William Senhouse Kirkes, an English physician, born about 1820, died in December, 1864. He was physician to St. Bartholomew's hospital in London, and lecturer to the medical college attached to that institution. He is best known as the author of a "Handbook of Physiology," first published in 1848, which passed through several editions in England and was republished in the United States. Among his other most important contributions to medical literature were a series of papers on the " Detachment of Fibrinous Deposits from the Interior of the Heart." His name is in this way closely connected with the subject of embolism, one of the most remarkable and important features of recent pathological science. (See Brain, Diseases of toe, vol. iii., p. 198.)
William Shenstone, an English poet, born at the Leasowes in Hales-Owen, Shropshire, in November, 1714, died there, Feb. 11, 1763. He passed several years at Pembroke college, Oxford, but never took a degree. About 1745 he retired to his hereditary estate of the Leasowes, which it thenceforth became the business of his life to beautify. He wrote elegies, odes, ballads, and miscellaneous pieces, but is best known by the "Schoolmistress," a poem published in 1742. Dodsley published his works and letters (3 vols. 8vo, 1764-'9). An edition of his poems, with a memoir by the Rev. George Gilfillan, appeared at Edinburgh in 1854, and a new edition of his "Essays on Men and Manners," etc, at London in 1868.

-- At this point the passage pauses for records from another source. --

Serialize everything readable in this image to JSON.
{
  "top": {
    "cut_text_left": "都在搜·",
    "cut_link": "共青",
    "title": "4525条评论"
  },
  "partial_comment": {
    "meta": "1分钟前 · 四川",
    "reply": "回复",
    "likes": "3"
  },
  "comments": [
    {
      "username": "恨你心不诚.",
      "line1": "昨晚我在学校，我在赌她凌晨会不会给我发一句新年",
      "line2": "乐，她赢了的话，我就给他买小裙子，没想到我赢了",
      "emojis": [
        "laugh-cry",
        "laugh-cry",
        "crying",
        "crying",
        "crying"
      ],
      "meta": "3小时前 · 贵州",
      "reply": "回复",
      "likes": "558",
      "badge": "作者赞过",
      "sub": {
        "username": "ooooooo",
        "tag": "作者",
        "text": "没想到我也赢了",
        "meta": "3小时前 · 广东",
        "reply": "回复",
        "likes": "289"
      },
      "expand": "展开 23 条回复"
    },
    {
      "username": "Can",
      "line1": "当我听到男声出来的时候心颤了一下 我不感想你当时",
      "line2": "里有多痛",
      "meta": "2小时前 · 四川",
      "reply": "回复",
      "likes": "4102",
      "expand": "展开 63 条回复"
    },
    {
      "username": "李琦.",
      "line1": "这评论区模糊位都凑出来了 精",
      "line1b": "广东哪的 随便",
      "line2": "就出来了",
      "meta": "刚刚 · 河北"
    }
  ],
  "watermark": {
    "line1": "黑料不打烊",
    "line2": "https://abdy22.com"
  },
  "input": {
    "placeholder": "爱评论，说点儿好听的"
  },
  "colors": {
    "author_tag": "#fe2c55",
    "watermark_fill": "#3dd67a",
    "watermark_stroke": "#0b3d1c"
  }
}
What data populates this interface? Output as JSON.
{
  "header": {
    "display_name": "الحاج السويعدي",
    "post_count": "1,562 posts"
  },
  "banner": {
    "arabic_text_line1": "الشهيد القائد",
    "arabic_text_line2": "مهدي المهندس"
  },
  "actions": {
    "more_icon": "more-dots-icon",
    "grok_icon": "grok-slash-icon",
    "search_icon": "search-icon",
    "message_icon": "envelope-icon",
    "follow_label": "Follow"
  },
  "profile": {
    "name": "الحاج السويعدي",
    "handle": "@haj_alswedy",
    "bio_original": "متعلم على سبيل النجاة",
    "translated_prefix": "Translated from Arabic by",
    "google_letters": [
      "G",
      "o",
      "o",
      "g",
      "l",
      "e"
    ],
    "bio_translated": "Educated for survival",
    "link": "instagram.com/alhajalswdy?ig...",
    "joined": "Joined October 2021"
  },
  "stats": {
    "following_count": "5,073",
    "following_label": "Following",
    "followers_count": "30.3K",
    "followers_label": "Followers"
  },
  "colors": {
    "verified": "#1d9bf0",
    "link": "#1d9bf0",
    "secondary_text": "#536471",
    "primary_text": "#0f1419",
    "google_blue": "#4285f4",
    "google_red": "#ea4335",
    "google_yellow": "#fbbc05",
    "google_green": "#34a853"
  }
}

William Somerville, an English poet, born at Edstone, Warwickshire, in 1692, died July 19, 1742. He was educated at Winchester school and New college, Oxford, and settled on a paternal estate in Warwickshire. He lived beyond his means, and finally became intemperate. His " Chase," in blank verse, has often been reprinted. He wrote "Field Sports," describing hawking, and " Hobbinol, or Rural Games," a mock heroic poem.
William Spence, an English entomologist, born in 1783, died in London, Jan. 6, 1860. In 1805, while engaged in business at Hull, he presented a few specimens of insects to the Rev. William Kirby, with whom he afterward wrote "Introduction to Entomology, or Elements of the Natural History of Insects" (4 vols., 1815-'26; 7th ed., 1 vol., 1858). It consists of 51 letters, of which 9 were written by Mr. Spence, 20 by Mr. Kirby, and 22 by them conjointly. He was for a time a member of parliament. He removed in 1826 to the continent, and visited the principal European capitals during the next eight years, returned to England and settled in London.
William Starbnck Mayo, an American author, born in Ogdensburgh, N. Y., April 20, 1812. He studied medicine, and after practising for several years made a tour through the Barbary States and Spain. After his return he took up his residence in New York. His principal works are: "Flood and Field, or Tales of Battles on Sea and Land" (1844); " Kaloolah," purporting to be the autobiography of Jonathan Romer, describing his adventures in Africa (1849); "The Berber, or the Mountaineer of the Atlas," a romance of adventure similar to " Kaloolah " (1850); " Romance Dust from the Historic Placer," a collection of stories chiefly founded on historical incidents (1851); and "Never Again," a novel (1873).